mortally (adv.)
late 14c., "to the death; resulting in death," also "bitterly, intensely," from mortal (adj.) + -ly (2).
mortgage (n.)
Origin and meaning of mortgage

late 14c., morgage, "a conveyance of property on condition as security for a loan or agreement," from Old French morgage (13c.), mort gaige, literally "dead pledge" (replaced in modern French by hypothèque), from mort "dead" (see mortal (adj.)) + gage "pledge" (see wage (n.)).

So called because the deal dies either when the debt is paid or when payment fails. Old French mort is from Vulgar Latin *mortus "dead," from Latin mortuus, past participle of mori "to die" (from PIE root *mer- "to rub away, harm," also "to die" and forming words referring to death and to beings subject to death). The -t- was restored in Modern English based on Latin.

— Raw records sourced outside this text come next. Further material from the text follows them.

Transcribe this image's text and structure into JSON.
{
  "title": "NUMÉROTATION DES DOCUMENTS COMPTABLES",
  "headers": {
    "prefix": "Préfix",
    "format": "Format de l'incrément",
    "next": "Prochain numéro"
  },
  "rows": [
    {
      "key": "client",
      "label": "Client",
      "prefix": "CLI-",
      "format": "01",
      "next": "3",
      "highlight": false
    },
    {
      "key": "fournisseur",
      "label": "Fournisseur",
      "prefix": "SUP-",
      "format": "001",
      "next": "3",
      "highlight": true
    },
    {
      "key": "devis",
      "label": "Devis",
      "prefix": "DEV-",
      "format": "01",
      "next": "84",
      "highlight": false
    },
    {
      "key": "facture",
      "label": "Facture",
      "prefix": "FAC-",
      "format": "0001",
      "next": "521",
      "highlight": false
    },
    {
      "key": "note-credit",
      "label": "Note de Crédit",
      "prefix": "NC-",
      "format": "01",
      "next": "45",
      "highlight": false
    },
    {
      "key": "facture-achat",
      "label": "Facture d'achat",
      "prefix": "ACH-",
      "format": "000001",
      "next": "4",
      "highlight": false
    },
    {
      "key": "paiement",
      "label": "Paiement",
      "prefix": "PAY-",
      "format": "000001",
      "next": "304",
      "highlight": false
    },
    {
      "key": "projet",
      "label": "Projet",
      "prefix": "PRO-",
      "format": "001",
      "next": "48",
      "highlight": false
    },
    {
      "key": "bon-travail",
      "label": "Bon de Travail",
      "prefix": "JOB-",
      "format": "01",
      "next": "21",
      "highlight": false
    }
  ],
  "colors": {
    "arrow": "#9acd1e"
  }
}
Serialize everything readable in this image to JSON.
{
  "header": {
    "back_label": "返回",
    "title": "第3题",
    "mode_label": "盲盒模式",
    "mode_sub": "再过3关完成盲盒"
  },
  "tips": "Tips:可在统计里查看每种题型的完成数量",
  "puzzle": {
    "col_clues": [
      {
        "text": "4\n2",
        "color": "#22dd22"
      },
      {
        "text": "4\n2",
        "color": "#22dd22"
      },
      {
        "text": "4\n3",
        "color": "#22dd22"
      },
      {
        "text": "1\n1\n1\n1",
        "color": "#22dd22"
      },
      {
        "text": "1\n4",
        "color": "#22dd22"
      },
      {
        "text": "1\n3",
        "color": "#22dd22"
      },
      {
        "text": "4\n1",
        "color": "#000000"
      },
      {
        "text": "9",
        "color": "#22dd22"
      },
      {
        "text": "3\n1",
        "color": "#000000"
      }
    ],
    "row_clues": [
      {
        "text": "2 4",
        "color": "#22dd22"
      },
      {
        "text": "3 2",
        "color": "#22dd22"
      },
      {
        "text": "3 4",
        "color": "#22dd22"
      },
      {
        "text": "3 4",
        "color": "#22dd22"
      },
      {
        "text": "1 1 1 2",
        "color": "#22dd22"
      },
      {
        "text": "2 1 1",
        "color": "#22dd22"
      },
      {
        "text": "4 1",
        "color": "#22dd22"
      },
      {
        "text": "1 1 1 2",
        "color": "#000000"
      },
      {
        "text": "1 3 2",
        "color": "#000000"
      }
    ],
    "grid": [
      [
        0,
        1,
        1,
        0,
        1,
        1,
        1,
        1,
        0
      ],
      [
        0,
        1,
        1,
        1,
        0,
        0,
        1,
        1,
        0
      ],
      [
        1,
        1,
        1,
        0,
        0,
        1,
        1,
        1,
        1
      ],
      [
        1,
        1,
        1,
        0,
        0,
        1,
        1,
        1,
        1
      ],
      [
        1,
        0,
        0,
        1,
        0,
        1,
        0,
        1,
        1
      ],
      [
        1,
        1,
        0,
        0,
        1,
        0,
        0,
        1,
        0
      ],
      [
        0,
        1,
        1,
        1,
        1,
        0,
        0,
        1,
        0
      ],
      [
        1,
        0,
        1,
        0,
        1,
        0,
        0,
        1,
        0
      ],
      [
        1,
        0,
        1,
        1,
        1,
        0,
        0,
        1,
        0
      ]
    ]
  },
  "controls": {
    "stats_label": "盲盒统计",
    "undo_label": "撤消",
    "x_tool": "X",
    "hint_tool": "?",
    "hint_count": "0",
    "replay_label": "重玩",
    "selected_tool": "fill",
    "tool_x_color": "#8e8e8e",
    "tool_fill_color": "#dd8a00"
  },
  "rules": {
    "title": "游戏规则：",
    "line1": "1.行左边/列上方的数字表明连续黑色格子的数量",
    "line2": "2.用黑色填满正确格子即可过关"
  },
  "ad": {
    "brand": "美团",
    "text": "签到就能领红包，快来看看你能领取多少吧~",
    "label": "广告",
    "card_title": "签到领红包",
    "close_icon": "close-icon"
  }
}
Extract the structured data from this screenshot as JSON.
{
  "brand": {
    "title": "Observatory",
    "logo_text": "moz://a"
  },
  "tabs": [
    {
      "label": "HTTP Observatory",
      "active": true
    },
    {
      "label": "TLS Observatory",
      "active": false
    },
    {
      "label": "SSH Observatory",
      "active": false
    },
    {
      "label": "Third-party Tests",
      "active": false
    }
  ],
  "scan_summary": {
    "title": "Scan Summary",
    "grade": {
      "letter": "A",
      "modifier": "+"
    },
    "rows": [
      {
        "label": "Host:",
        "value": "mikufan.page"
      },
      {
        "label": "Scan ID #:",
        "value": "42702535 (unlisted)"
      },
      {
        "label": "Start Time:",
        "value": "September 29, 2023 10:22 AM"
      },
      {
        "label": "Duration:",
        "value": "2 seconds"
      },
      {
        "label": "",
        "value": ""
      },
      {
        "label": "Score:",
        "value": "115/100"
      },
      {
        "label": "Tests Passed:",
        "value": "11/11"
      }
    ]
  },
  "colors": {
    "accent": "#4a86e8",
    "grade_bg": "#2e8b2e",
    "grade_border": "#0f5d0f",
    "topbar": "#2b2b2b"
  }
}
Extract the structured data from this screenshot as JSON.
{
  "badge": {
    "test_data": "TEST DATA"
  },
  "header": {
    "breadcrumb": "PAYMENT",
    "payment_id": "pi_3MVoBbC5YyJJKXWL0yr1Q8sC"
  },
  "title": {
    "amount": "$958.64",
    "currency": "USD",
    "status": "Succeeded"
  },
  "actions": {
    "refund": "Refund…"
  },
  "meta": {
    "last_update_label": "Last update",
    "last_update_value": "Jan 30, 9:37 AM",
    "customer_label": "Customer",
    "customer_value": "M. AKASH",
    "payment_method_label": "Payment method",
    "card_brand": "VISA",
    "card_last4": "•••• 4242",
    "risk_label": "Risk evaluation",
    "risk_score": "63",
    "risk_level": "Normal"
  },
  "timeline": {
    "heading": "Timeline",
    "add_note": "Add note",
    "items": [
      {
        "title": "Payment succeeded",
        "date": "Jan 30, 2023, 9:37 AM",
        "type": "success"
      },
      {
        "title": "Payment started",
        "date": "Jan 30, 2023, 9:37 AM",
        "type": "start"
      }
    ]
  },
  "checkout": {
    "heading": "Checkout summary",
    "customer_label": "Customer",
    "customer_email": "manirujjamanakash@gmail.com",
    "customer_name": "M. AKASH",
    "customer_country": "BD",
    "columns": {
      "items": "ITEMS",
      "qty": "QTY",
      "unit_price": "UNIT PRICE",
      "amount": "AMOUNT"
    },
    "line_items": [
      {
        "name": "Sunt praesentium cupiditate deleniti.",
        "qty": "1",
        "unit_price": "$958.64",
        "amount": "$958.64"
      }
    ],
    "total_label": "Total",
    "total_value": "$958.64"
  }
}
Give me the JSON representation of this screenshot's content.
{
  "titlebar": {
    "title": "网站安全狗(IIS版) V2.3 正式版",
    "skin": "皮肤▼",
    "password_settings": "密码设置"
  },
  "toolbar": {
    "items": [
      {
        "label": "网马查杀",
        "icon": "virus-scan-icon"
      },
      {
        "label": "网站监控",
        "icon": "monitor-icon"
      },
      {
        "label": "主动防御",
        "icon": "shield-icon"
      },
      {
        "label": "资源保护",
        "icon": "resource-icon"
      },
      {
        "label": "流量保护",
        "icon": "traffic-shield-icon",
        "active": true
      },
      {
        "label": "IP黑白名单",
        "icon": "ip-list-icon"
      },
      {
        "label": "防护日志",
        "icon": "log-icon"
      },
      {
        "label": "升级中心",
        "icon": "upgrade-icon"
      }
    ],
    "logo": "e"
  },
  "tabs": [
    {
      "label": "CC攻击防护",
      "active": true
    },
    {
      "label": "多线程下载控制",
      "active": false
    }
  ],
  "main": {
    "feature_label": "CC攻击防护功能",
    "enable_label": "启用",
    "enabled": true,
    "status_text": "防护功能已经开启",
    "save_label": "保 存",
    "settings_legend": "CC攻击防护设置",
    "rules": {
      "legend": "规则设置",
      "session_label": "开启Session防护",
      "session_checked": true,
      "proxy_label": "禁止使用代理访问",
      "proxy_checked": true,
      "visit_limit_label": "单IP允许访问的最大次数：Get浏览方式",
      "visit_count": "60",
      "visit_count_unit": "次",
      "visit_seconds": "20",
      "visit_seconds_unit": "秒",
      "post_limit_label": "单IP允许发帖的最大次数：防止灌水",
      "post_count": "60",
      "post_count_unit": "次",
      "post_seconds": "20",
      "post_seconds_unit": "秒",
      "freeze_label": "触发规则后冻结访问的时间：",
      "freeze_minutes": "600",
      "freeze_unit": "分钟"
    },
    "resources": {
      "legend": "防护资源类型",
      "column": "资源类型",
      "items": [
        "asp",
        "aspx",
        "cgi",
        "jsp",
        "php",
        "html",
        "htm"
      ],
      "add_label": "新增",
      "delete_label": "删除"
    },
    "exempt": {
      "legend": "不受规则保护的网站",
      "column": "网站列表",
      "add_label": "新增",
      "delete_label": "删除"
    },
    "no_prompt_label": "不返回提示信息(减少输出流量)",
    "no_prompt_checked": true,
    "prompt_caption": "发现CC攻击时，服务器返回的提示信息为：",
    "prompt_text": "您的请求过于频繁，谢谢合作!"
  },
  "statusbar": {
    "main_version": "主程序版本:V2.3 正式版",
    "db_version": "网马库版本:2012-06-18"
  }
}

And it seemeth, that the cause why it is called mortgage is, for that it is doubtful whether the feoffor will pay at the day limited such sum or not: and if he doth not pay, then the land which is put in pledge upon condition for the payment of the money, is taken from him for ever, and so dead to him upon condition, &c. And if he doth pay the money, then the pledge is dead as to the tenant, &c. [Coke upon Littleton, 1664]
mortmain (n.)

"inalienable ownership," mid-15c., from Anglo-French morte mayn (mid-14c.), Old French mortemain, literally "dead hand," from Medieval Latin mortua manus; for first element see mortal (adj.); second is from PIE root *man- (2) "hand." Probably a metaphorical expression on the notion of dead hands as those that cannot alienate.

rigor mortis 

"characteristic stiffening of the body caused by contraction of muscles after death," 1837, from Latin rigor "stiffness" (see rigor) + mortis, genitive of mors "death" (see mortal).